■ **REQUIRED ACTION**
Which lines of the records contain "nобмена"? Collect every one of them.

BEGIN

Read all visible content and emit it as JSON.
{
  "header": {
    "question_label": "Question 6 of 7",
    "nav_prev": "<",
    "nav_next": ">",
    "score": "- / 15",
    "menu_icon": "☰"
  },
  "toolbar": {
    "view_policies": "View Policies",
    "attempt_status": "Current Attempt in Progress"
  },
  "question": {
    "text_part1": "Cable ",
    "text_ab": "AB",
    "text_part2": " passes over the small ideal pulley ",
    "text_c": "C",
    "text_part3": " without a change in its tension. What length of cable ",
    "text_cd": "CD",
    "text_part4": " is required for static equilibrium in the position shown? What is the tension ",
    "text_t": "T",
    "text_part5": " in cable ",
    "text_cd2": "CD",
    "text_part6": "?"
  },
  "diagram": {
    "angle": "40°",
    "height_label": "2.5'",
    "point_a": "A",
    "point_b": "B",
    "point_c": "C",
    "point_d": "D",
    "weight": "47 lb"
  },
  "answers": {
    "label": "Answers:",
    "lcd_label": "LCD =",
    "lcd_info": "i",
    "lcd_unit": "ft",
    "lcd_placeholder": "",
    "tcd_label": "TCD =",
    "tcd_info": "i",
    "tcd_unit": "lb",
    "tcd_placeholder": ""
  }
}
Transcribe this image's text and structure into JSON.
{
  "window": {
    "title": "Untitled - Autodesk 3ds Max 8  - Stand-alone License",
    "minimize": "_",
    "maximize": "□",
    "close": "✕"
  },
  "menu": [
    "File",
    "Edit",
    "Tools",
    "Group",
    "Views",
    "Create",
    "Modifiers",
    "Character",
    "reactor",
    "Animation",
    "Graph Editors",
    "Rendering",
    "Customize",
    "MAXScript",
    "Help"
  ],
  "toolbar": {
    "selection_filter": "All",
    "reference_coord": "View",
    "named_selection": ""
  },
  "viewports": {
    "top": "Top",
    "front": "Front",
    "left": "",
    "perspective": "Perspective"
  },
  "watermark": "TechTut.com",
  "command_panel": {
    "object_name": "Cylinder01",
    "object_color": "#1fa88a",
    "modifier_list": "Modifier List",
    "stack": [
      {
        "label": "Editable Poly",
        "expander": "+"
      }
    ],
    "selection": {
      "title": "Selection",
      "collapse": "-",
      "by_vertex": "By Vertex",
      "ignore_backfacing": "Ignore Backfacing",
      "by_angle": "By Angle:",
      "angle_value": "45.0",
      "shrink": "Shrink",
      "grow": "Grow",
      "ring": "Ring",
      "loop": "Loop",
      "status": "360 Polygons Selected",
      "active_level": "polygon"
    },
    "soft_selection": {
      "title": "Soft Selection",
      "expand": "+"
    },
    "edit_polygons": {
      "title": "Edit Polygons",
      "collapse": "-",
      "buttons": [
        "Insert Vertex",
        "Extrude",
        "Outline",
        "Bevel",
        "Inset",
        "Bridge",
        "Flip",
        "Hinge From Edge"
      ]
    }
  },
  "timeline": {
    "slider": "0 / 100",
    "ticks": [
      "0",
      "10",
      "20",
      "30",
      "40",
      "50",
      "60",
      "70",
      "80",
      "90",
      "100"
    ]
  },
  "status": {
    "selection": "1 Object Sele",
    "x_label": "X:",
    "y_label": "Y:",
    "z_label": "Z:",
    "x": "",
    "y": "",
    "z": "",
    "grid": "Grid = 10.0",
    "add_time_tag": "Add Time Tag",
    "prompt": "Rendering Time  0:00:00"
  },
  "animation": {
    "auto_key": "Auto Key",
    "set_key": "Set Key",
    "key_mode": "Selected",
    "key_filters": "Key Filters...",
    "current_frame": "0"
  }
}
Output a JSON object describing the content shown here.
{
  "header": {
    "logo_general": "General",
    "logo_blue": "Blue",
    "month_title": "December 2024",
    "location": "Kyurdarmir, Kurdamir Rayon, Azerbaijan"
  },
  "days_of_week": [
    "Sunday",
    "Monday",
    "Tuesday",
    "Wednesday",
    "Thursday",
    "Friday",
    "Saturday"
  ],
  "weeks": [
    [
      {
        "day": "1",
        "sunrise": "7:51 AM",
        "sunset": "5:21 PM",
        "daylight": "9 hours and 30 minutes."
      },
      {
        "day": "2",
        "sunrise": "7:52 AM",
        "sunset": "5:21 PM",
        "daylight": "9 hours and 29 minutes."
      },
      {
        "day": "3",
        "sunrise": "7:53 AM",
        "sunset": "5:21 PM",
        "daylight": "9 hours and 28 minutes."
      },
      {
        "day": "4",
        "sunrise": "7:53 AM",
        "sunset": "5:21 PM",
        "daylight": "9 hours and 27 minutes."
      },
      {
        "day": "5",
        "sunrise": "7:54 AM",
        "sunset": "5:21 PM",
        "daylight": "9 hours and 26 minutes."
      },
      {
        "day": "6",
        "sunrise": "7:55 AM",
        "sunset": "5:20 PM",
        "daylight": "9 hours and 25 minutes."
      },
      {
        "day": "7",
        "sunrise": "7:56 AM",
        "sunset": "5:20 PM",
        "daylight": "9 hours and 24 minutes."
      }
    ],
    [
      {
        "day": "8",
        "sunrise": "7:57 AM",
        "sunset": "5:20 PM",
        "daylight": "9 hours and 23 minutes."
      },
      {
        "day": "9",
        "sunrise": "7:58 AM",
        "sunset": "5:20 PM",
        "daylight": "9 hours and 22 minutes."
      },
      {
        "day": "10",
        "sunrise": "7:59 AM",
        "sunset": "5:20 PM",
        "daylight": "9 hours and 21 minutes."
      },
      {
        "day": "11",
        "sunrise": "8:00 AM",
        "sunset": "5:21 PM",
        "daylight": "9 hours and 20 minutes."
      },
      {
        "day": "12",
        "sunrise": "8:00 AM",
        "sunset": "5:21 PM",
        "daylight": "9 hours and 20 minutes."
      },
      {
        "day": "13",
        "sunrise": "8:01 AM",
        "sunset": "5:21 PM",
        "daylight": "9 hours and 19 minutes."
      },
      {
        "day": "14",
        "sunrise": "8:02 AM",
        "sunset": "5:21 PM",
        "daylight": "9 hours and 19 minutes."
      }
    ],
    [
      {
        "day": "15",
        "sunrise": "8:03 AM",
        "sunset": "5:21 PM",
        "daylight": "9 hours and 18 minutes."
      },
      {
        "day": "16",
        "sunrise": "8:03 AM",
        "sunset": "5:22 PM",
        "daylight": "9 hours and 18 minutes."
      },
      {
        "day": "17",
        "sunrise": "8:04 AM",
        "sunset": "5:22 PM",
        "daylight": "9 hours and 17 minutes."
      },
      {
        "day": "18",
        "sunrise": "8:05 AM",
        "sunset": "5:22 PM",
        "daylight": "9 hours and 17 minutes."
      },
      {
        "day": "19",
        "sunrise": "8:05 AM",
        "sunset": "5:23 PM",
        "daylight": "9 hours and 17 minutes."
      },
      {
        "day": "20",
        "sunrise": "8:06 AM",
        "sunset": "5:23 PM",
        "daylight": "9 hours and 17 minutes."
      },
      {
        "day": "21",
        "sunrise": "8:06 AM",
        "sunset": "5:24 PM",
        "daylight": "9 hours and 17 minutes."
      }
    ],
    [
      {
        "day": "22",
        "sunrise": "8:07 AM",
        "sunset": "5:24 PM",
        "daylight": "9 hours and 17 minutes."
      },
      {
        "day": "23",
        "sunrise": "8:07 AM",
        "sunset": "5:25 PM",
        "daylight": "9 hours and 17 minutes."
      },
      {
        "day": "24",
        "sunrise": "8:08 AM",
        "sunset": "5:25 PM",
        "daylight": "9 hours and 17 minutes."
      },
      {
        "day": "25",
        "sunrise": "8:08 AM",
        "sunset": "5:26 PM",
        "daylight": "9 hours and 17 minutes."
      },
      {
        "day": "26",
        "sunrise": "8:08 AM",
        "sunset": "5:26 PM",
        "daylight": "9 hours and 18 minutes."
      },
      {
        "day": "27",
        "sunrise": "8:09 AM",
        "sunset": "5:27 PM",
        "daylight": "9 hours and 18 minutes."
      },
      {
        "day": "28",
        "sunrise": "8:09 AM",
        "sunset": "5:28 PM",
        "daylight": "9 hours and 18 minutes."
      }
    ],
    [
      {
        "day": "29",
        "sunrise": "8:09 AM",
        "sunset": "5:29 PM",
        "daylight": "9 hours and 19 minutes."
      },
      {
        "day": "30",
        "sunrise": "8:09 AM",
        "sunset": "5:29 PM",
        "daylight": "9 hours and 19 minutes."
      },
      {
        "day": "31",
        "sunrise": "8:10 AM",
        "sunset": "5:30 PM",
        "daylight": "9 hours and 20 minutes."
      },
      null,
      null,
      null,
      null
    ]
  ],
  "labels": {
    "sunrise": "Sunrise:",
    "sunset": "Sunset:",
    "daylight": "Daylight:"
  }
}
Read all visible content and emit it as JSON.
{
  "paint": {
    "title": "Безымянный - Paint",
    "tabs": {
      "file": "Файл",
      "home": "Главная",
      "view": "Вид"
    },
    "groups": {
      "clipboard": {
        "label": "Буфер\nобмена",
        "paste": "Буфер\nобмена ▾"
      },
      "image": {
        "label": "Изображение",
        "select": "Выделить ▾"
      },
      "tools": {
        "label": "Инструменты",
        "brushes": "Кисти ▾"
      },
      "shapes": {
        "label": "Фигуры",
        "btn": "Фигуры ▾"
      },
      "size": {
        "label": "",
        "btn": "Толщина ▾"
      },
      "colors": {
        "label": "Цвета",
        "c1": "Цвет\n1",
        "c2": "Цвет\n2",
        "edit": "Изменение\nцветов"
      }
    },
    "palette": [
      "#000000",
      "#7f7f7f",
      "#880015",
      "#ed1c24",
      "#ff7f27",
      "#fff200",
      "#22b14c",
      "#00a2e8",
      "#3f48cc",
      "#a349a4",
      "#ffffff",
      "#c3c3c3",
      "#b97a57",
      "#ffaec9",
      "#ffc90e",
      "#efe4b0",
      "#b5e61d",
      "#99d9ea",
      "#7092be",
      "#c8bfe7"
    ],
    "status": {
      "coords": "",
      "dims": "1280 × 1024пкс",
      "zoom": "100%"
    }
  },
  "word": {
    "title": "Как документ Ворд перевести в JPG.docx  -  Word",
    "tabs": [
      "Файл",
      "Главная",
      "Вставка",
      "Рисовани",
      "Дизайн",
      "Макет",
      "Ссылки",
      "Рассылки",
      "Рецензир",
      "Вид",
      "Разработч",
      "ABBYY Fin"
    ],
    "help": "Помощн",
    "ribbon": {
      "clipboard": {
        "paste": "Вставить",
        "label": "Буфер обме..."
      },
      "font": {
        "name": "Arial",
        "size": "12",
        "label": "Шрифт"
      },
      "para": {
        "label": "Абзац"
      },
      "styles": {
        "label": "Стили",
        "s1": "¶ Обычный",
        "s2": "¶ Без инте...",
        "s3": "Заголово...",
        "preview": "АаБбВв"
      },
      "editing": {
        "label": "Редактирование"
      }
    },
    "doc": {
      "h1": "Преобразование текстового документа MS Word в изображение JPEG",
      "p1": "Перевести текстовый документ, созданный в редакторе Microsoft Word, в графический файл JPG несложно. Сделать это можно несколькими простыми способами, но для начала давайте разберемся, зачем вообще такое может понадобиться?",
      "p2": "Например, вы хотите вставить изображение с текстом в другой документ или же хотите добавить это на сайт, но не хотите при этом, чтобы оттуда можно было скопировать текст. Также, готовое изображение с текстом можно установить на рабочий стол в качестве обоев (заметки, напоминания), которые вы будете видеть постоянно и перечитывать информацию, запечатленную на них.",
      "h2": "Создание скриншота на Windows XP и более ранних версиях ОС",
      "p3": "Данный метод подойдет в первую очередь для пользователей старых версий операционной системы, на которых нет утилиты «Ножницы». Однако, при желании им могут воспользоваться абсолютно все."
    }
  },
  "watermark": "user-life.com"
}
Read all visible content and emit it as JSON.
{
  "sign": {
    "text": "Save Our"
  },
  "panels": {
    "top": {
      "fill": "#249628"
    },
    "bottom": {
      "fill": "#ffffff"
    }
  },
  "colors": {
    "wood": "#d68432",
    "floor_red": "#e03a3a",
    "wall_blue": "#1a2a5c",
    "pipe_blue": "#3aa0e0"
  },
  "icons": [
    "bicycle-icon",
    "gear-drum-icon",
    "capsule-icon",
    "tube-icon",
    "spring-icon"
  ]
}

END

■ **ANSWER TO THE EXERCISE**
        "label": "Буфер\nобмена",
        "paste": "Буфер\nобмена ▾"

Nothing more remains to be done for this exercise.